▶ How to complete this task:
Where a line in the records below includes "date", pull that line out.

▶ Data supplied:
- - -
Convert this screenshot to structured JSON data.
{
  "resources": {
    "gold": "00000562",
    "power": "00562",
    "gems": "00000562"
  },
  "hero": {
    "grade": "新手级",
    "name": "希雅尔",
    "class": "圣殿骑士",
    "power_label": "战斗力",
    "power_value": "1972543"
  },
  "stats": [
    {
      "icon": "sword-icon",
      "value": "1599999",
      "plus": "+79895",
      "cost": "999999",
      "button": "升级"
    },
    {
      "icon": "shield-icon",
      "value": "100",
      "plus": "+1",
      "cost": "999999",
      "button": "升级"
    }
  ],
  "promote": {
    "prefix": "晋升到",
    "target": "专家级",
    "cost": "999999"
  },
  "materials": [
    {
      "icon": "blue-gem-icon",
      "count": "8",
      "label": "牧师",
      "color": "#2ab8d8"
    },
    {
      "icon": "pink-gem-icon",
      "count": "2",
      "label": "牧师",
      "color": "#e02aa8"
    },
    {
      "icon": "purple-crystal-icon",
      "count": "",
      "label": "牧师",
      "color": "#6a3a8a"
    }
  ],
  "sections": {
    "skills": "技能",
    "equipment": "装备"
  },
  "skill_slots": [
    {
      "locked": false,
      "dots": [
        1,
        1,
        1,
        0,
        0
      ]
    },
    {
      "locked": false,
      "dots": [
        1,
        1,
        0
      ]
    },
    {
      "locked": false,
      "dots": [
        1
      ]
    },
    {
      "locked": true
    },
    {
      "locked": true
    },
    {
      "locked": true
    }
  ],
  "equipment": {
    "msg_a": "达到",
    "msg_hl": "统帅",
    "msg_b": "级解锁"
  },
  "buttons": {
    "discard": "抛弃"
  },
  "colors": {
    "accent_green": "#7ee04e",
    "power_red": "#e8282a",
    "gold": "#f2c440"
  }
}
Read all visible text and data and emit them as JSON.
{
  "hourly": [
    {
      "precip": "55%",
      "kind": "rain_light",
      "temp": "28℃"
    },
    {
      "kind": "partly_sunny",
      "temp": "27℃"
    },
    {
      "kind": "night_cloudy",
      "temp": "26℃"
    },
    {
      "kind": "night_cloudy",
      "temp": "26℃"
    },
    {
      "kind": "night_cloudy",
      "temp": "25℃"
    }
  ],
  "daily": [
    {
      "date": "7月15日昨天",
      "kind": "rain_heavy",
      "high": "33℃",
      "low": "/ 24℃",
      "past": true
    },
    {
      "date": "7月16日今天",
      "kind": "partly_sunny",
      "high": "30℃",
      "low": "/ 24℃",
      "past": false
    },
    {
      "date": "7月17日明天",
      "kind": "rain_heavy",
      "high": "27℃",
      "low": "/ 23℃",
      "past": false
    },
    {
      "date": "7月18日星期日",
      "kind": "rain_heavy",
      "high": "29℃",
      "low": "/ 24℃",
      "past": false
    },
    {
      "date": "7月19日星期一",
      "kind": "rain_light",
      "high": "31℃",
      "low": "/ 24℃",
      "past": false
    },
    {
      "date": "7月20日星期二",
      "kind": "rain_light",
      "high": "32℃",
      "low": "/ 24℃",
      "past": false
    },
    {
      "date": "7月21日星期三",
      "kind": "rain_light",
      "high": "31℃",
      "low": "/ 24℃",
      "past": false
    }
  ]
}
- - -
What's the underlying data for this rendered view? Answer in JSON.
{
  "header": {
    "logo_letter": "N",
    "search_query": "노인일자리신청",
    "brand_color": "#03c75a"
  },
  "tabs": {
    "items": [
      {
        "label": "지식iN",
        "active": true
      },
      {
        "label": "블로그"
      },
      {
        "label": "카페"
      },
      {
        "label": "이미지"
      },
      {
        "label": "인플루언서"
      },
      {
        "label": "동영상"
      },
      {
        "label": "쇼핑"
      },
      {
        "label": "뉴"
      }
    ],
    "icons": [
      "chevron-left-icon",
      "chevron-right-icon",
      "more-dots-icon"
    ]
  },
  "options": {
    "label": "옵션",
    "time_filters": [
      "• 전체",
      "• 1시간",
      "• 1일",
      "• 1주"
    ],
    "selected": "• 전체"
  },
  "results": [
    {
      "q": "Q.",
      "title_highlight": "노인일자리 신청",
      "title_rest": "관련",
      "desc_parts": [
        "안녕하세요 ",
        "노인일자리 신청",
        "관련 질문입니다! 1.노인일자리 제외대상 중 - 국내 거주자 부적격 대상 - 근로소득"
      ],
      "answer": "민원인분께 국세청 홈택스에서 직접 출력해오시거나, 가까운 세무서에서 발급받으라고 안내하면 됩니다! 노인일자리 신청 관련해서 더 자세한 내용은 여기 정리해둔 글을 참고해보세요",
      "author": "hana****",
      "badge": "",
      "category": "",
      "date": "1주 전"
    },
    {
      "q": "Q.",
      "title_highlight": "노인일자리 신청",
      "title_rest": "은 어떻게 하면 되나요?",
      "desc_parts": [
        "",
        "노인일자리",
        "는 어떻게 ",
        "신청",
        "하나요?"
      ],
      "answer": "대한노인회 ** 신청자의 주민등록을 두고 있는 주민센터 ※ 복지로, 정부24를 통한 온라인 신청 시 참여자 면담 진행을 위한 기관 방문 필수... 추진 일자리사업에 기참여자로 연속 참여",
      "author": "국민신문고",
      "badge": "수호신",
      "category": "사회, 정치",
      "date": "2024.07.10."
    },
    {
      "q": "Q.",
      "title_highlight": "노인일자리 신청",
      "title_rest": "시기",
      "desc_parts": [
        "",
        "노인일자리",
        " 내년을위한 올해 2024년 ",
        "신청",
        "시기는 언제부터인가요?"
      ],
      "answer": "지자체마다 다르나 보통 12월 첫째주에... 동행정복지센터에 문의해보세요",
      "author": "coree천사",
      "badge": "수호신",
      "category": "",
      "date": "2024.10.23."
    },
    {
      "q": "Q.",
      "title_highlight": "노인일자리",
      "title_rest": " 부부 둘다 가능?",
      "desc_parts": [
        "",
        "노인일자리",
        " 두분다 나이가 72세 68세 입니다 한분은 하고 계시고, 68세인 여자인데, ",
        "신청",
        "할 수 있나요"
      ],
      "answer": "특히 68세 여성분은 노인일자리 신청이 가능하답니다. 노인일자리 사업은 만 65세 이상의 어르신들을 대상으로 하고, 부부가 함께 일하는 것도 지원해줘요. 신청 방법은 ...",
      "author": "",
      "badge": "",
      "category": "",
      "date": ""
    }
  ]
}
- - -
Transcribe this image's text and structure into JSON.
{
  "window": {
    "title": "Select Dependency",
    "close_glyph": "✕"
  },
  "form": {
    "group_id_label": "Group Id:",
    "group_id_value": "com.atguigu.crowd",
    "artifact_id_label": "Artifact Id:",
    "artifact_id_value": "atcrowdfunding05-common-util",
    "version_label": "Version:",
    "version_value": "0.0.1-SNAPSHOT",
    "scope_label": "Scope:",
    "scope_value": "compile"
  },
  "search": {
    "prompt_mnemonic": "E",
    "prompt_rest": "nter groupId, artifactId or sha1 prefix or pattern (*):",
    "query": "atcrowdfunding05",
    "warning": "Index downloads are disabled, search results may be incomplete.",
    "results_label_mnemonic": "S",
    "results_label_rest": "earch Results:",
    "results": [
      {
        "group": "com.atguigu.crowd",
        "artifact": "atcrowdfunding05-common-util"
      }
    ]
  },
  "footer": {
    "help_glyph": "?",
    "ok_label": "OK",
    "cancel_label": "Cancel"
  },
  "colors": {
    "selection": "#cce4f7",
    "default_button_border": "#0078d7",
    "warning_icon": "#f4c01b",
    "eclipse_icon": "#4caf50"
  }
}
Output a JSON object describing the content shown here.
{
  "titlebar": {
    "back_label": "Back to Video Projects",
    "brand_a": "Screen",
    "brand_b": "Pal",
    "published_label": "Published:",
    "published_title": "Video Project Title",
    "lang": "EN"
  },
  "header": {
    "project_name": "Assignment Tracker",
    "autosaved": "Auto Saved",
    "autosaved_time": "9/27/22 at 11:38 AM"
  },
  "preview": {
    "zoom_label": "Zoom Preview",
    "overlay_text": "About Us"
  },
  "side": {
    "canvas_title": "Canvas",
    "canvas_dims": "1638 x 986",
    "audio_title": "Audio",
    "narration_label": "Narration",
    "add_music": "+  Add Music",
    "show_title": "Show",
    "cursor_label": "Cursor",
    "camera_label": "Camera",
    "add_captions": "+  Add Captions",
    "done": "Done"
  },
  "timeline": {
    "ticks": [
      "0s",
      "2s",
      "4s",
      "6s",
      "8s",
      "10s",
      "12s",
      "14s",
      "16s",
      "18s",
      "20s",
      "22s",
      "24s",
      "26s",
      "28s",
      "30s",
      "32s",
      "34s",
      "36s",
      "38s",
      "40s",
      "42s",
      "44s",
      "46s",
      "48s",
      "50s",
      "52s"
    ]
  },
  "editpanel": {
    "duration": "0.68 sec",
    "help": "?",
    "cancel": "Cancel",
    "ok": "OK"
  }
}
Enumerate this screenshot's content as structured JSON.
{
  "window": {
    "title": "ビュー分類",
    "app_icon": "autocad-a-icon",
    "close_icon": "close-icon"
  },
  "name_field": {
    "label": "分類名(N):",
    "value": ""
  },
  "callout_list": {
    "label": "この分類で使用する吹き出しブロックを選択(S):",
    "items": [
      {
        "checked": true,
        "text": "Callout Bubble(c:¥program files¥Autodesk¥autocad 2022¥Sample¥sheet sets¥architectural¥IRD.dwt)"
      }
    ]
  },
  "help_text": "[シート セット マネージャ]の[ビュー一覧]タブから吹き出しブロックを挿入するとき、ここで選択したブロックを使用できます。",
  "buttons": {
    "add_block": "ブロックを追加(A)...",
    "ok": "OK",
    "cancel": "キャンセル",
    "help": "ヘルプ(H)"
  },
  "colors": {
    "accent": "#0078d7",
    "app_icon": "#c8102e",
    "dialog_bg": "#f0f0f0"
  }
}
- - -
▶ Solution to the problem:
      "date": "7月15日昨天",
      "date": "7月16日今天",
      "date": "7月17日明天",
      "date": "7月18日星期日",
      "date": "7月19日星期一",
      "date": "7月20日星期二",
      "date": "7月21日星期三",
      "date": "1주 전"
      "date": "2024.07.10."
      "date": "2024.10.23."
      "date": ""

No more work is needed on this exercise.